Writing is a serious business and most of us have a certain way that we must work in order to make the magic happen. First, I’d like to thank Susan Fodor for inviting me to be the latest to talk about my writing process. You can check out her process here.
For those of your interested in my process, read on.
What am I working on?
After two months in Europe (Paris and then Florence), I’m heading home with a lot of raw poetry and a few fantasy/scifi short stories. I’ll need to wrestle the poetry into top form (hehh) and polish the shorts. I’m also spit-shining the yet-to-be-titled sequel to Dying for a Living, an urban fantasy novel that will be published next week! (Yikes!)
How does my work differ from others of its genre?
It is similar in that I draw a great deal of inspiration from other writers (King, Rice, Harris, Hamilton, Gaiman, Ozeki, etc.), but different because I never let myself write anything I’ve read before. For example, take Jesse Sullivan, the star of my Dying for a Living series. She is a death-replacement agent with a neurological disorder that allows her to die so others don’t have to. I’ve never read a story with a similar concept. Even though the themes are common staples in my genre—mystery, murder, sex, madness, etc.—Jesse, and by extension her story, is unique.
Why do I write what I do?
I’ve heard that writers gravitate toward the stories they love to read, and this is certainly true for me. I love stories with strong female characters who must come to terms with their own power and embrace it before it destroys them. I love that *&^%. So I have a tendency to write about women in that way. But the other part of the equation is the story itself and its own agency. I’ve had stories “tell” me which way they are going to go—whether or not they would have fantastical elements or be more realistic, if a character would or wouldn’t do something, etc—all, usually, against my initial plans. So it’s part personal interest, part—something else.
How does your writing process work?
Because I’m a relatively young writer and still have a lot to learn, I think my process is still evolving. Little things are changing every day. But so far, here are the consistencies. 1) I try to write in the morning. It is the best way to get the writing actually done. Even though I am more “creatively alive” around 11PM, sometimes if I wait that late, I can never bring myself to actually sit down and get the work done. 2) I aim for 2000 words a day. 3) It usually takes me 90mins to 2 hours to hit this number. 4) I blast through a first draft leaving a very, very messy trail of dead bodies—er, pages—behind me. 5) I revise said messy pages and then shelve it for a while to give it distance (this can be anywhere from a week for shorter pieces to a year for novels). 6) Once I pull it out of storage, I do another 2 or 3 rounds of edits, following my instincts as well of the advice of my beta readers.

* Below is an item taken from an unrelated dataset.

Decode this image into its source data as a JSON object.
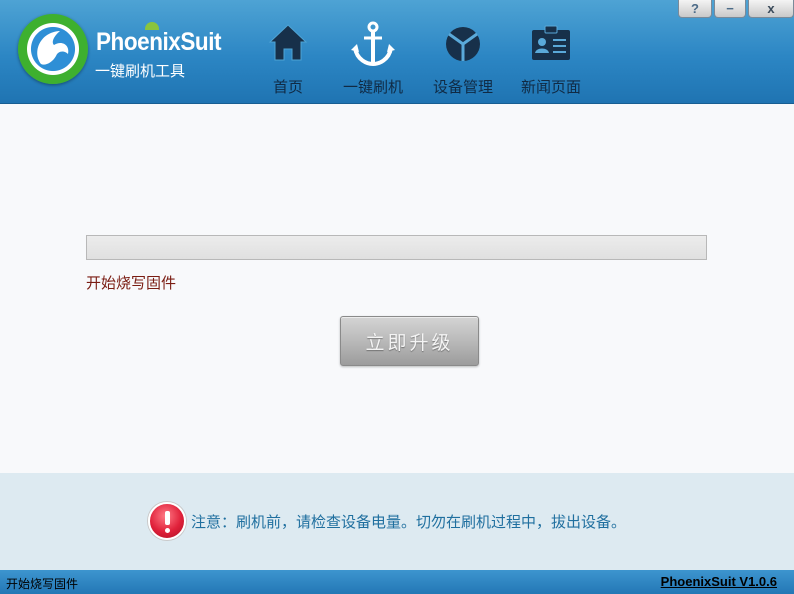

Only after all of this, do I even consider publishing it.
Ashley Wakefield is a PhD candidate in poetry at Aberystwyth University, Wales, and works primarily with Anglo-Saxon poems in contemporary translation. Her current writing project examines the story of Judith as told in Anglo-Saxon, and aims to re-tell the tale in a book length series of poems that mimic the experience of oral storytelling and explore the multiple perspectives present in Judith. Check her out at A Thoroughly Dangerous Girl.
Erin Leary has been a closeted writer for years, only recently daring to share some of that writing with others. After a year-long commitment to writing more, she now has a completed novel that is in the hands of an agent and is holding her breath--and working on another story. When not writing, Erin manages an International IT organization for a large company. With over 25 years of business and technology management experience and a degree in International Relations from Stanford University, she also completed a Certificate program in International Management from the Thunderbird School. You can visit her here.
Dan is a budding high fantasy author with two successful NaNoWriMos under his belt. Somehow words manage to be written in between working as an IT guru, reviewing cars, and chasing after twins and an infant. He and his finished manuscript will be featured on Book Country in Early March. Be sure to check out his blog here.